> Data about app and page elements:
......

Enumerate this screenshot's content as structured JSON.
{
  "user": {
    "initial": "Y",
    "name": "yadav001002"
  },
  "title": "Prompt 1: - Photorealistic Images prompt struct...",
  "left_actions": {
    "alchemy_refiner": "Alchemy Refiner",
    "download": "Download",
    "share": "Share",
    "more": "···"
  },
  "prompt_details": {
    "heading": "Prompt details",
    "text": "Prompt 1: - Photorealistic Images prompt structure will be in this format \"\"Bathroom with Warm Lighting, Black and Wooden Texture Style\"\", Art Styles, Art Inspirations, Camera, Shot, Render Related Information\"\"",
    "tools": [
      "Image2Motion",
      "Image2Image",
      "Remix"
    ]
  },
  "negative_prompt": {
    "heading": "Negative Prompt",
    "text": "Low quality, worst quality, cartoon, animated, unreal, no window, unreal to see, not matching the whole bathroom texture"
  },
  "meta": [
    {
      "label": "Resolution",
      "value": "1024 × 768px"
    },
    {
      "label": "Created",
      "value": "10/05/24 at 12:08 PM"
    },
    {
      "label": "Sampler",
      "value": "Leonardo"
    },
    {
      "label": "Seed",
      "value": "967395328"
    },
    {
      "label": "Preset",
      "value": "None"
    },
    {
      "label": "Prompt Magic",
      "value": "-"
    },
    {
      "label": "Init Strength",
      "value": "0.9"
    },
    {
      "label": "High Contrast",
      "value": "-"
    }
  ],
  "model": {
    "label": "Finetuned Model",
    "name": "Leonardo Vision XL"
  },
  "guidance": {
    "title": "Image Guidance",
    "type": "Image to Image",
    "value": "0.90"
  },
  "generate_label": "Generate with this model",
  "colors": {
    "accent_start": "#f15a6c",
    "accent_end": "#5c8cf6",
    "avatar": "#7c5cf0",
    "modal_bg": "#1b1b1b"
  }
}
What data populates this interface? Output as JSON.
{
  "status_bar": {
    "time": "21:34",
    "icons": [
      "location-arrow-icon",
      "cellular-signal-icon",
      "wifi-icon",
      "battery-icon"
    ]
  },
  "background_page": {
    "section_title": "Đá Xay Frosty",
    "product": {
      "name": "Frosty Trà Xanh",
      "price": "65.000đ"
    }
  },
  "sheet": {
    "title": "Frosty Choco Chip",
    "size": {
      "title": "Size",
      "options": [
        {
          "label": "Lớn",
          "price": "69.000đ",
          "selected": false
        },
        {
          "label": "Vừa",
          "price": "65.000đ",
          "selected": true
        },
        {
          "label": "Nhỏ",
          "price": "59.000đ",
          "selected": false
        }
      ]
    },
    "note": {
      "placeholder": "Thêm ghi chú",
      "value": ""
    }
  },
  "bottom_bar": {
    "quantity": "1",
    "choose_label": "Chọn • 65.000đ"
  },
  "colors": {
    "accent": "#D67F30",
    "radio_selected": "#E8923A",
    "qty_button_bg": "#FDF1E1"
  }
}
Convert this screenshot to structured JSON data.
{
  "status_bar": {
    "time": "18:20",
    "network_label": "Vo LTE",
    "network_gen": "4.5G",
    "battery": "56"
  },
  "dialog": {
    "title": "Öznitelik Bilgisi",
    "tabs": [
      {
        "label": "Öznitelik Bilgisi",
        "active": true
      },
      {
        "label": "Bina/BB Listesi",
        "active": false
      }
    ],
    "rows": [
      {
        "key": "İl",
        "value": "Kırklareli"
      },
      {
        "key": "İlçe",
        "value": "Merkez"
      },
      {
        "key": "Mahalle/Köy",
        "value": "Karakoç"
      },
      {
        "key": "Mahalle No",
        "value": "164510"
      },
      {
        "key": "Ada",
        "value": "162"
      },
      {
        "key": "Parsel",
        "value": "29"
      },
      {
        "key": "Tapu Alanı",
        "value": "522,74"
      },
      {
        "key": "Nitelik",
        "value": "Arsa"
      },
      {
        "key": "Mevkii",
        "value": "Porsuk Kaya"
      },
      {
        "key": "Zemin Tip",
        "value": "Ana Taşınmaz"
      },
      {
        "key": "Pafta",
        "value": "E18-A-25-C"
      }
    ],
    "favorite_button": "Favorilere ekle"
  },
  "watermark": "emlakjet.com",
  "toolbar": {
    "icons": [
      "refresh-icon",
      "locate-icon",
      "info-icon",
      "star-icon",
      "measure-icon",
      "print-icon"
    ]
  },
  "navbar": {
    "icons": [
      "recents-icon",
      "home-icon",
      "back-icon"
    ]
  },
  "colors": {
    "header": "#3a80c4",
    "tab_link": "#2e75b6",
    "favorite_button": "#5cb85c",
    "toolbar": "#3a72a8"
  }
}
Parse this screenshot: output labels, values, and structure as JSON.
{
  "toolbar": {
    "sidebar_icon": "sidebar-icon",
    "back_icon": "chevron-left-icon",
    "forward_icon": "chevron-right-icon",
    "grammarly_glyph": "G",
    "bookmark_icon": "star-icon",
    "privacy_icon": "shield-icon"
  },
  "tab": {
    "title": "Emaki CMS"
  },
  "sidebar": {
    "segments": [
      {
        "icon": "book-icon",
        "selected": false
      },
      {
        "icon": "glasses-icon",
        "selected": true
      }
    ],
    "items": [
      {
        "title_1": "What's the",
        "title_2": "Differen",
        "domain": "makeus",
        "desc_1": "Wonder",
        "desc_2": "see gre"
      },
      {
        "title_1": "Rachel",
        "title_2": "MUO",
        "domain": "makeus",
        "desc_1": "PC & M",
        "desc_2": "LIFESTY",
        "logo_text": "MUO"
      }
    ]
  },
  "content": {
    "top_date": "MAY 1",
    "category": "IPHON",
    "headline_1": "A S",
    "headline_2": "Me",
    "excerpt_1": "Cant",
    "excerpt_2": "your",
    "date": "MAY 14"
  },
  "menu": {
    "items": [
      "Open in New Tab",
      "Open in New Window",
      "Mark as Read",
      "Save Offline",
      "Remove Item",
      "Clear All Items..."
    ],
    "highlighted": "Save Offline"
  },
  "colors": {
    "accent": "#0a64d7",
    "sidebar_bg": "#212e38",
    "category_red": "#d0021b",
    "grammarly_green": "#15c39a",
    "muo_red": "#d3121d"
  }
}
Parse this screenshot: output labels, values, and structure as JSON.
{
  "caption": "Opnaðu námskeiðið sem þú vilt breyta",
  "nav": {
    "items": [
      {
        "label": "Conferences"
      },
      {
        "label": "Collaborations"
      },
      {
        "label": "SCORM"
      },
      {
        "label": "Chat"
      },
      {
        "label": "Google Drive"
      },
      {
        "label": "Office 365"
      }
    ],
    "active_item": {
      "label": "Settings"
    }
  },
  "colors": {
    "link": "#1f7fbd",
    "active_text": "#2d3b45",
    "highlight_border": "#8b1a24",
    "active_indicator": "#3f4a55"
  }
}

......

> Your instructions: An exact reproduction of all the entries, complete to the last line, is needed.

> Written reply:
Enumerate this screenshot's content as structured JSON.
{
  "user": {
    "initial": "Y",
    "name": "yadav001002"
  },
  "title": "Prompt 1: - Photorealistic Images prompt struct...",
  "left_actions": {
    "alchemy_refiner": "Alchemy Refiner",
    "download": "Download",
    "share": "Share",
    "more": "···"
  },
  "prompt_details": {
    "heading": "Prompt details",
    "text": "Prompt 1: - Photorealistic Images prompt structure will be in this format \"\"Bathroom with Warm Lighting, Black and Wooden Texture Style\"\", Art Styles, Art Inspirations, Camera, Shot, Render Related Information\"\"",
    "tools": [
      "Image2Motion",
      "Image2Image",
      "Remix"
    ]
  },
  "negative_prompt": {
    "heading": "Negative Prompt",
    "text": "Low quality, worst quality, cartoon, animated, unreal, no window, unreal to see, not matching the whole bathroom texture"
  },
  "meta": [
    {
      "label": "Resolution",
      "value": "1024 × 768px"
    },
    {
      "label": "Created",
      "value": "10/05/24 at 12:08 PM"
    },
    {
      "label": "Sampler",
      "value": "Leonardo"
    },
    {
      "label": "Seed",
      "value": "967395328"
    },
    {
      "label": "Preset",
      "value": "None"
    },
    {
      "label": "Prompt Magic",
      "value": "-"
    },
    {
      "label": "Init Strength",
      "value": "0.9"
    },
    {
      "label": "High Contrast",
      "value": "-"
    }
  ],
  "model": {
    "label": "Finetuned Model",
    "name": "Leonardo Vision XL"
  },
  "guidance": {
    "title": "Image Guidance",
    "type": "Image to Image",
    "value": "0.90"
  },
  "generate_label": "Generate with this model",
  "colors": {
    "accent_start": "#f15a6c",
    "accent_end": "#5c8cf6",
    "avatar": "#7c5cf0",
    "modal_bg": "#1b1b1b"
  }
}
What data populates this interface? Output as JSON.
{
  "status_bar": {
    "time": "21:34",
    "icons": [
      "location-arrow-icon",
      "cellular-signal-icon",
      "wifi-icon",
      "battery-icon"
    ]
  },
  "background_page": {
    "section_title": "Đá Xay Frosty",
    "product": {
      "name": "Frosty Trà Xanh",
      "price": "65.000đ"
    }
  },
  "sheet": {
    "title": "Frosty Choco Chip",
    "size": {
      "title": "Size",
      "options": [
        {
          "label": "Lớn",
          "price": "69.000đ",
          "selected": false
        },
        {
          "label": "Vừa",
          "price": "65.000đ",
          "selected": true
        },
        {
          "label": "Nhỏ",
          "price": "59.000đ",
          "selected": false
        }
      ]
    },
    "note": {
      "placeholder": "Thêm ghi chú",
      "value": ""
    }
  },
  "bottom_bar": {
    "quantity": "1",
    "choose_label": "Chọn • 65.000đ"
  },
  "colors": {
    "accent": "#D67F30",
    "radio_selected": "#E8923A",
    "qty_button_bg": "#FDF1E1"
  }
}
Convert this screenshot to structured JSON data.
{
  "status_bar": {
    "time": "18:20",
    "network_label": "Vo LTE",
    "network_gen": "4.5G",
    "battery": "56"
  },
  "dialog": {
    "title": "Öznitelik Bilgisi",
    "tabs": [
      {
        "label": "Öznitelik Bilgisi",
        "active": true
      },
      {
        "label": "Bina/BB Listesi",
        "active": false
      }
    ],
    "rows": [
      {
        "key": "İl",
        "value": "Kırklareli"
      },
      {
        "key": "İlçe",
        "value": "Merkez"
      },
      {
        "key": "Mahalle/Köy",
        "value": "Karakoç"
      },
      {
        "key": "Mahalle No",
        "value": "164510"
      },
      {
        "key": "Ada",
        "value": "162"
      },
      {
        "key": "Parsel",
        "value": "29"
      },
      {
        "key": "Tapu Alanı",
        "value": "522,74"
      },
      {
        "key": "Nitelik",
        "value": "Arsa"
      },
      {
        "key": "Mevkii",
        "value": "Porsuk Kaya"
      },
      {
        "key": "Zemin Tip",
        "value": "Ana Taşınmaz"
      },
      {
        "key": "Pafta",
        "value": "E18-A-25-C"
      }
    ],
    "favorite_button": "Favorilere ekle"
  },
  "watermark": "emlakjet.com",
  "toolbar": {
    "icons": [
      "refresh-icon",
      "locate-icon",
      "info-icon",
      "star-icon",
      "measure-icon",
      "print-icon"
    ]
  },
  "navbar": {
    "icons": [
      "recents-icon",
      "home-icon",
      "back-icon"
    ]
  },
  "colors": {
    "header": "#3a80c4",
    "tab_link": "#2e75b6",
    "favorite_button": "#5cb85c",
    "toolbar": "#3a72a8"
  }
}
Parse this screenshot: output labels, values, and structure as JSON.
{
  "toolbar": {
    "sidebar_icon": "sidebar-icon",
    "back_icon": "chevron-left-icon",
    "forward_icon": "chevron-right-icon",
    "grammarly_glyph": "G",
    "bookmark_icon": "star-icon",
    "privacy_icon": "shield-icon"
  },
  "tab": {
    "title": "Emaki CMS"
  },
  "sidebar": {
    "segments": [
      {
        "icon": "book-icon",
        "selected": false
      },
      {
        "icon": "glasses-icon",
        "selected": true
      }
    ],
    "items": [
      {
        "title_1": "What's the",
        "title_2": "Differen",
        "domain": "makeus",
        "desc_1": "Wonder",
        "desc_2": "see gre"
      },
      {
        "title_1": "Rachel",
        "title_2": "MUO",
        "domain": "makeus",
        "desc_1": "PC & M",
        "desc_2": "LIFESTY",
        "logo_text": "MUO"
      }
    ]
  },
  "content": {
    "top_date": "MAY 1",
    "category": "IPHON",
    "headline_1": "A S",
    "headline_2": "Me",
    "excerpt_1": "Cant",
    "excerpt_2": "your",
    "date": "MAY 14"
  },
  "menu": {
    "items": [
      "Open in New Tab",
      "Open in New Window",
      "Mark as Read",
      "Save Offline",
      "Remove Item",
      "Clear All Items..."
    ],
    "highlighted": "Save Offline"
  },
  "colors": {
    "accent": "#0a64d7",
    "sidebar_bg": "#212e38",
    "category_red": "#d0021b",
    "grammarly_green": "#15c39a",
    "muo_red": "#d3121d"
  }
}
Parse this screenshot: output labels, values, and structure as JSON.
{
  "caption": "Opnaðu námskeiðið sem þú vilt breyta",
  "nav": {
    "items": [
      {
        "label": "Conferences"
      },
      {
        "label": "Collaborations"
      },
      {
        "label": "SCORM"
      },
      {
        "label": "Chat"
      },
      {
        "label": "Google Drive"
      },
      {
        "label": "Office 365"
      }
    ],
    "active_item": {
      "label": "Settings"
    }
  },
  "colors": {
    "link": "#1f7fbd",
    "active_text": "#2d3b45",
    "highlight_border": "#8b1a24",
    "active_indicator": "#3f4a55"
  }
}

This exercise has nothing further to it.